Until that day, Rofa and the other lawyers at Saint Yves will keep working on the ground, day after day, defending people whose basic human rights may otherwise be denied.
“It can be something as simple as registering a child,” he said. “That’s what keeps me and my colleagues going.”
Every bit of the work Saint Yves does affects the generations to come. “If we help one child to get registered, that means the child becomes eligible for proper medical care, proper education, and all the benefits children are entitled to,” said Rofa. “It allows them to have a travel document should they wish to go abroad with their parents.”
On the other hand, children who aren’t registered are unable to get further education or proper healthcare, and they can’t leave Jerusalem. Until August 2022 Saint Yves has dealt with 5,620 legal files, in addition to 261 child registration files that were opened at the organization. Most Palestinians in East Jerusalem are permanent residents of Israel, and their children are not automatically registered in the population registry, but rather the parent who is from Jerusalem must apply with the Israeli Ministry of Interior and meet complicated legal procedures that do not favor them. The procedure gets complicated if one of the parents holds a West Bank ID card, or if the family lives in the vicinity of Jerusalem or outside city boundaries.

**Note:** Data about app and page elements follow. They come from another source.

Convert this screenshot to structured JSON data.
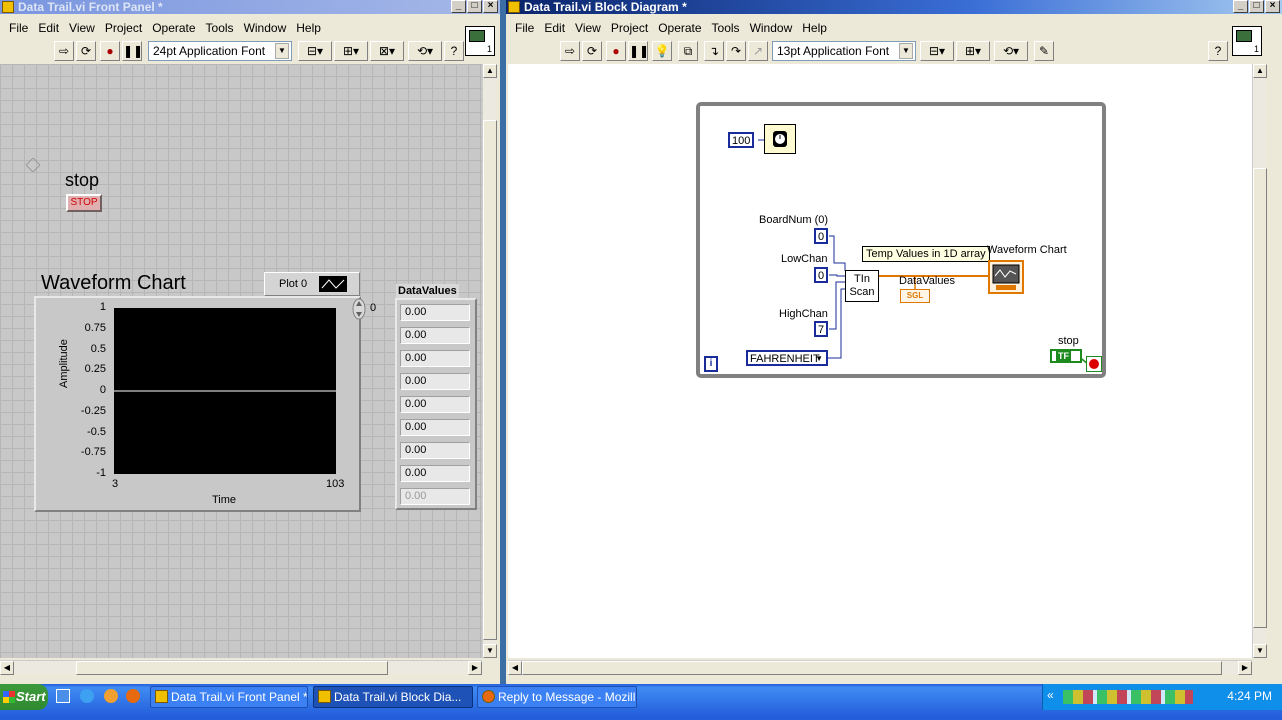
{
  "front_panel": {
    "title": "Data Trail.vi Front Panel *",
    "menu": [
      "File",
      "Edit",
      "View",
      "Project",
      "Operate",
      "Tools",
      "Window",
      "Help"
    ],
    "font_select": "24pt Application Font",
    "icon_num": "1",
    "stop": {
      "label": "stop",
      "button_text": "STOP"
    },
    "chart": {
      "title": "Waveform Chart",
      "legend_label": "Plot 0",
      "scroll_value": "0",
      "ylabel": "Amplitude",
      "xlabel": "Time",
      "yticks": [
        "1",
        "0.75",
        "0.5",
        "0.25",
        "0",
        "-0.25",
        "-0.5",
        "-0.75",
        "-1"
      ],
      "xticks": [
        "3",
        "103"
      ]
    },
    "data_values": {
      "label": "DataValues",
      "cells": [
        "0.00",
        "0.00",
        "0.00",
        "0.00",
        "0.00",
        "0.00",
        "0.00",
        "0.00",
        "0.00"
      ]
    }
  },
  "block_diagram": {
    "title": "Data Trail.vi Block Diagram *",
    "menu": [
      "File",
      "Edit",
      "View",
      "Project",
      "Operate",
      "Tools",
      "Window",
      "Help"
    ],
    "font_select": "13pt Application Font",
    "icon_num": "1",
    "wait_const": "100",
    "boardnum_label": "BoardNum (0)",
    "boardnum_val": "0",
    "lowchan_label": "LowChan",
    "lowchan_val": "0",
    "highchan_label": "HighChan",
    "highchan_val": "7",
    "scale_val": "FAHRENHEIT",
    "tin_scan": [
      "TIn",
      "Scan"
    ],
    "tip": "Temp Values in 1D array",
    "chart_label": "Waveform Chart",
    "datavalues_label": "DataValues",
    "sgl": "SGL",
    "stop_label": "stop",
    "tf": "TF",
    "loop_i": "i"
  },
  "taskbar": {
    "start": "Start",
    "tasks": [
      "Data Trail.vi Front Panel *",
      "Data Trail.vi Block Dia...",
      "Reply to Message - Mozill..."
    ],
    "clock": "4:24 PM"
  }
}
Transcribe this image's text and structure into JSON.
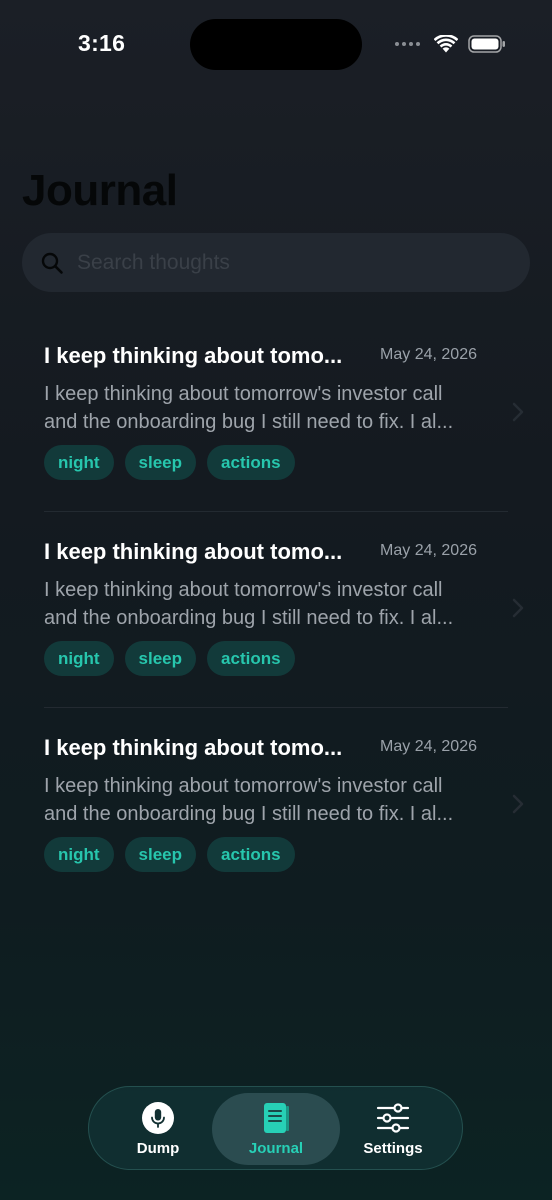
{
  "status_bar": {
    "time": "3:16"
  },
  "header": {
    "title": "Journal"
  },
  "search": {
    "placeholder": "Search thoughts",
    "value": ""
  },
  "entries": [
    {
      "title": "I keep thinking about tomo...",
      "date": "May 24, 2026",
      "preview": "I keep thinking about tomorrow's investor call and the onboarding bug I still need to fix. I al...",
      "tags": [
        "night",
        "sleep",
        "actions"
      ]
    },
    {
      "title": "I keep thinking about tomo...",
      "date": "May 24, 2026",
      "preview": "I keep thinking about tomorrow's investor call and the onboarding bug I still need to fix. I al...",
      "tags": [
        "night",
        "sleep",
        "actions"
      ]
    },
    {
      "title": "I keep thinking about tomo...",
      "date": "May 24, 2026",
      "preview": "I keep thinking about tomorrow's investor call and the onboarding bug I still need to fix. I al...",
      "tags": [
        "night",
        "sleep",
        "actions"
      ]
    }
  ],
  "tab_bar": {
    "tabs": [
      {
        "label": "Dump",
        "icon": "microphone-icon",
        "active": false
      },
      {
        "label": "Journal",
        "icon": "book-icon",
        "active": true
      },
      {
        "label": "Settings",
        "icon": "sliders-icon",
        "active": false
      }
    ]
  },
  "colors": {
    "accent": "#27d0b6",
    "tag_background": "#123a3a",
    "background": "#141a20"
  }
}
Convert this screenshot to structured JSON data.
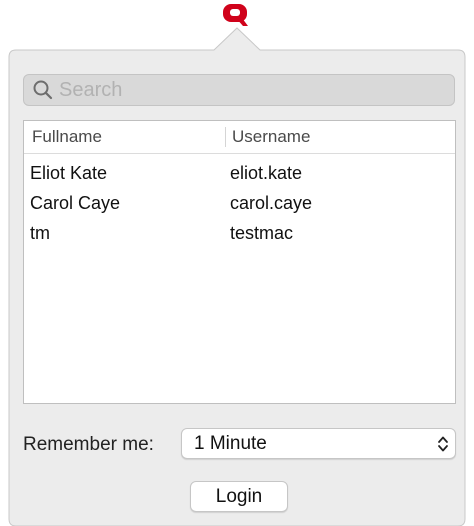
{
  "menubar": {
    "app_icon": "q-logo-icon",
    "app_icon_color": "#d0021b"
  },
  "search": {
    "placeholder": "Search",
    "value": "",
    "icon": "search-icon"
  },
  "table": {
    "columns": [
      "Fullname",
      "Username"
    ],
    "rows": [
      {
        "fullname": "Eliot Kate",
        "username": "eliot.kate"
      },
      {
        "fullname": "Carol Caye",
        "username": "carol.caye"
      },
      {
        "fullname": "tm",
        "username": "testmac"
      }
    ]
  },
  "remember": {
    "label": "Remember me:",
    "selected": "1 Minute",
    "icon": "up-down-chevron-icon"
  },
  "login": {
    "label": "Login"
  },
  "colors": {
    "panel_background": "#ececec",
    "panel_border": "#c8c8c8",
    "accent": "#d0021b"
  }
}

“We don’t succeed in every case,” said Rofa. “But we try our best.”
Rofa asks for global prayers—prayers for the strength to keep helping children and families.
“The atmosphere in which we work is not an easy one,” he said. “The system works against us.”
Rofa also prays for a safe, secure space in which to carry on. "Many other organizations are attacked because of their work,” he said. “We pray for a space that gives us the freedom to provide the services we do to help those in need.”